For those considering action within portfolios, a key point to remember is that none of these things can be guaranteed and all of them could take a variety of different forms as they shift from the concept stage to the implementation stage. 

Which WisdomTree U.S. Equity Strategies Have Been Working?
With a toolkit as broad as what WisdomTree offers in U.S. equities, looking at how different strategies respond to catalysts—President-Elect Trump’s Victory—can provide insight into bigger questions related to how strategic asset allocations may behave in different environments.
Bottom Line: Many are asking us about what might happen if 1) interest rates rise significantly, and 2) the U.S. dollar strengthens. Performance since Trump’s victory—as short a period as it’s been at this point—provides an interesting window into the potential answer.
Performance of U.S. Equity Strategies Pre-Trump and Post-Trump Victory
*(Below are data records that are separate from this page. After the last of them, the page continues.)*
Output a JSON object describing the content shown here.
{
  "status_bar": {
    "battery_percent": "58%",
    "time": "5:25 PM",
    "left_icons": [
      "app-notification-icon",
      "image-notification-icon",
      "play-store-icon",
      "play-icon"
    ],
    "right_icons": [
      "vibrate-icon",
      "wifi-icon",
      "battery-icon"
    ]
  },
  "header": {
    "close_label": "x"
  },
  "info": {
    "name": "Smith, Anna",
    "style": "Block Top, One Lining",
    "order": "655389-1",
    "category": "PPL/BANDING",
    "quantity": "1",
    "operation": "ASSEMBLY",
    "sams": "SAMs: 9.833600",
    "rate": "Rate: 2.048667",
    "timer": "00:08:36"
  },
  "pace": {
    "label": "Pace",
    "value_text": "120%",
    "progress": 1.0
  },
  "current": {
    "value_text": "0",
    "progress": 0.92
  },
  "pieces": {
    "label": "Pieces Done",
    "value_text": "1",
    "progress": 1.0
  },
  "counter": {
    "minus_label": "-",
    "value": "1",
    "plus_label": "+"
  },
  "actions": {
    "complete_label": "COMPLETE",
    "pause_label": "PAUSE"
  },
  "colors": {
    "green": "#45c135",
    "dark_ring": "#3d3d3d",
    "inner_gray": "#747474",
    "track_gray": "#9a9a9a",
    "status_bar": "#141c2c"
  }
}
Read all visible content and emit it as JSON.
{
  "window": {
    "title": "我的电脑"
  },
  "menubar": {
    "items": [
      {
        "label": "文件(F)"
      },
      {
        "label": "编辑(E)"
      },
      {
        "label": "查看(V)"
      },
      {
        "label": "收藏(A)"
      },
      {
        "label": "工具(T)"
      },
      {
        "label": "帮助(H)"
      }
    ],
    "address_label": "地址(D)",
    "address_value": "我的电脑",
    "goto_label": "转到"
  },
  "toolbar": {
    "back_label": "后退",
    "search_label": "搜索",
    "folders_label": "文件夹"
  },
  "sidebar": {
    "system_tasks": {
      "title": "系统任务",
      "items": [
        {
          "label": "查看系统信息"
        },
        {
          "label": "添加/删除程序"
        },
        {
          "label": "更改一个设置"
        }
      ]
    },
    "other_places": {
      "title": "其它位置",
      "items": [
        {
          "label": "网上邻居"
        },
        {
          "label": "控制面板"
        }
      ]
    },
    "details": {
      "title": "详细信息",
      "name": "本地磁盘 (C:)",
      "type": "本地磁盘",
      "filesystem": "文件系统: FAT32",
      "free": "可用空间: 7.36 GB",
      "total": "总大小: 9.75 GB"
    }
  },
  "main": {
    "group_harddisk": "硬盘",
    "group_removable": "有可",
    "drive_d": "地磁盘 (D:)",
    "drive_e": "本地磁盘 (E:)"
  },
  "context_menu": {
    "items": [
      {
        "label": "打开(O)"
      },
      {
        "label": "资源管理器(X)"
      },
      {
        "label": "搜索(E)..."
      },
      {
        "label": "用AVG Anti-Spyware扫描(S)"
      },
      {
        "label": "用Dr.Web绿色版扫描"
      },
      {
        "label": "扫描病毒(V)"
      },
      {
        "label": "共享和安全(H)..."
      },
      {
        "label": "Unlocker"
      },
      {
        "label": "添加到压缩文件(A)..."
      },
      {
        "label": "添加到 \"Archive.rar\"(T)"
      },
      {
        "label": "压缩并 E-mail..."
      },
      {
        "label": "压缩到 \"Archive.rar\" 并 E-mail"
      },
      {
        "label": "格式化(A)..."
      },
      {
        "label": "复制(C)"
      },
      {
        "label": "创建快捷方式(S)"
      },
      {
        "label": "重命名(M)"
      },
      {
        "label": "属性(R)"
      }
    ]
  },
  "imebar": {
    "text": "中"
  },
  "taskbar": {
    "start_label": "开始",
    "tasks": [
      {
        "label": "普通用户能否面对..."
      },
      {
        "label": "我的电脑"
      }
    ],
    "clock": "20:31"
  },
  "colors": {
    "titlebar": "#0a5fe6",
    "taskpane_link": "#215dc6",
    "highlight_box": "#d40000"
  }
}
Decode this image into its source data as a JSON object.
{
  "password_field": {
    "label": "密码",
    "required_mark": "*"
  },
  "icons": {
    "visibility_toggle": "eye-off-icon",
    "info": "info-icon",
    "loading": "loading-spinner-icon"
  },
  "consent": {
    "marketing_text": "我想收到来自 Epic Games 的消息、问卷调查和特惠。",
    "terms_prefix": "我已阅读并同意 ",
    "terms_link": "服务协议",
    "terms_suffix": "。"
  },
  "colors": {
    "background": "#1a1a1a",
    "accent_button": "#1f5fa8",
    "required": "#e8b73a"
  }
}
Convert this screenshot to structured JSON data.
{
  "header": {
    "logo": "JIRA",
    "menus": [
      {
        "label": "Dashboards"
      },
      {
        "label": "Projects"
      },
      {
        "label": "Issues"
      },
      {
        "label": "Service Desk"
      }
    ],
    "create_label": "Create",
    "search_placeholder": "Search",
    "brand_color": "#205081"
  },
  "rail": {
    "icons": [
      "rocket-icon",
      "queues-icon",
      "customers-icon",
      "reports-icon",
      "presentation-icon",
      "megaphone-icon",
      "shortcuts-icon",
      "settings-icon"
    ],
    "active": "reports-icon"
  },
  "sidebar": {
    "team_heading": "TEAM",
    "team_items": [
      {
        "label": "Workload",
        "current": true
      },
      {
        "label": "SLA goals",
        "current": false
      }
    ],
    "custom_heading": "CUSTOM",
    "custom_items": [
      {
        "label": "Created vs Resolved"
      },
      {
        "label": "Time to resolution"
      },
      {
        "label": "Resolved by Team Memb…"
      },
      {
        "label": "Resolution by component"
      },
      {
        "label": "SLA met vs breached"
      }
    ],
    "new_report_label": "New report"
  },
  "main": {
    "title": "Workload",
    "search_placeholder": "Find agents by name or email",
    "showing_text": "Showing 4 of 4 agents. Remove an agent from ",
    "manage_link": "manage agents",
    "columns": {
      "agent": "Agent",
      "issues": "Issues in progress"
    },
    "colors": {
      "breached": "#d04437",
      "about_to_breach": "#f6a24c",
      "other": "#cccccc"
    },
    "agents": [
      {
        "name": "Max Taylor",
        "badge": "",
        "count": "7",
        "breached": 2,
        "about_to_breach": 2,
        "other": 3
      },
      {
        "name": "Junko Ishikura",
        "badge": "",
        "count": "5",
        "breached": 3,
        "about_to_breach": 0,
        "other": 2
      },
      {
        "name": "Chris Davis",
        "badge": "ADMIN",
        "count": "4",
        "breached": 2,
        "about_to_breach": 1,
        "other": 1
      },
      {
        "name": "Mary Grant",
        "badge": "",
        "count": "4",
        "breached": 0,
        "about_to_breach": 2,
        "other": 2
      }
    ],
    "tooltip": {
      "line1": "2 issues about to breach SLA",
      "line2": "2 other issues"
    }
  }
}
US Strategies

U.S. Market Cap.

For definitions of indexes in the chart, visit our glossary.

Characterizing Some of the “Shifting Trends2"
•    Dividend Payers: Even before Trump’s victory, 2016 was already a “case study” type of year for dividend-paying stocks. From December 31, 2015, to July 8, 2016, it was the quintessential “falling rate” environment. The higher the yield, the better during that period. After July 8, 2016, higher-yielding dividend payers began to face greater headwinds. Post-Trump victory, with the extreme acceleration in rising rates, higher-yielding dividend payers saw even greater headwinds. Related to this within the market capitalization-weighted benchmarks was the shift from outperformance of value (and underperformance of growth) to a more mixed picture after Trump’s victory.
•    Don’t Forget the Small Caps, Small Cap Earnings in Particular: With the steepening of the U.S. Treasury yield curve, banks may be headed for stronger net interest margins. With the rising of interest rates due to expectations of stronger growth/higher inflation, small caps may respond most effectively. The nexus of these two themes at WisdomTree is the SmallCap Earnings Index with its double-digit exposure to banks and its focus on small caps.

1Source for both bullets is Bloomberg, with data current as of 11/17/16.

2Source for both bullets is Bloomberg, with data current as of 11/16/16.

For more investing insights, check out our Economic & Market Outlook


About the Contributor
Global Head of Research

Christopher Gannatti began at WisdomTree as a Research Analyst in December 2010, working directly with Jeremy Schwartz, CFA®, Director of Research. In January of 2014, he was promoted to Associate Director of Research where he was responsible to lead different groups of analysts and strategists within the broader Research team at WisdomTree. In February of 2018, Christopher was promoted to Head of Research, Europe, where he was based out of WisdomTree’s London office and was responsible for the full WisdomTree research effort within the European market, as well as supporting the UCITs platform globally. In November 2021, Christopher was promoted to Global Head of Research, now responsible for numerous communications on investment strategy globally, particularly in the thematic equity space. Christopher came to WisdomTree from Lord Abbett, where he worked for four and a half years as a Regional Consultant. He received his MBA in Quantitative Finance, Accounting, and Economics from NYU’s Stern School of Business in 2010, and he received his bachelor’s degree from Colgate University in Economics in 2006. Christopher is a holder of the Chartered Financial Analyst Designation.